Start of Task data

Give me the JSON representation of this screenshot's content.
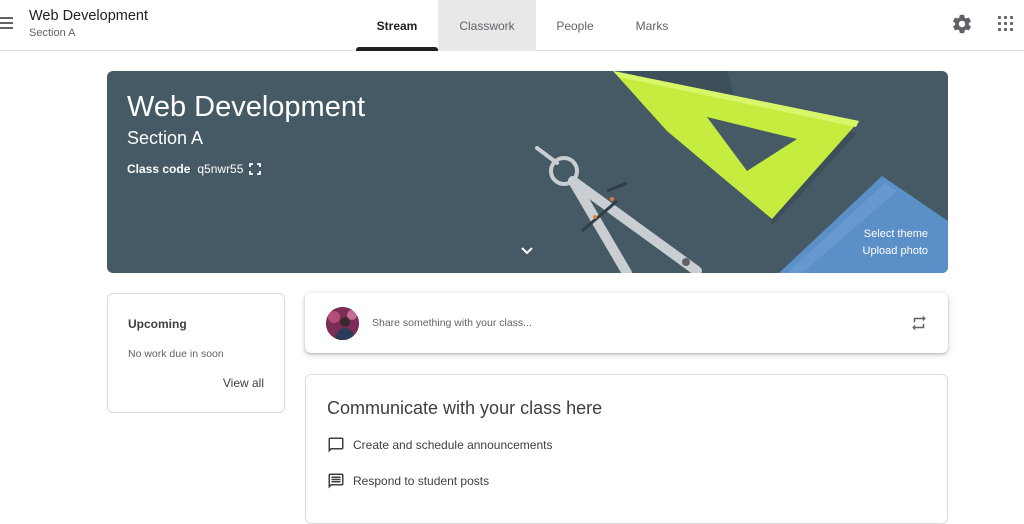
{
  "header": {
    "title": "Web Development",
    "subtitle": "Section A",
    "tabs": [
      {
        "label": "Stream"
      },
      {
        "label": "Classwork"
      },
      {
        "label": "People"
      },
      {
        "label": "Marks"
      }
    ]
  },
  "banner": {
    "title": "Web Development",
    "section": "Section A",
    "class_code_label": "Class code",
    "class_code": "q5nwr55",
    "select_theme": "Select theme",
    "upload_photo": "Upload photo",
    "background_color": "#455a64"
  },
  "upcoming": {
    "title": "Upcoming",
    "empty_text": "No work due in soon",
    "view_all": "View all"
  },
  "share": {
    "placeholder": "Share something with your class..."
  },
  "communicate": {
    "title": "Communicate with your class here",
    "items": [
      {
        "label": "Create and schedule announcements",
        "icon": "comment-icon"
      },
      {
        "label": "Respond to student posts",
        "icon": "message-icon"
      }
    ]
  },
  "icons": {
    "menu": "menu-icon",
    "settings": "gear-icon",
    "apps": "apps-grid-icon",
    "expand": "fullscreen-icon",
    "chevron": "chevron-down-icon",
    "repost": "repost-icon"
  }
}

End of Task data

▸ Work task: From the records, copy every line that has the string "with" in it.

▸ Task output:
    "placeholder": "Share something with your class..."
    "title": "Communicate with your class here",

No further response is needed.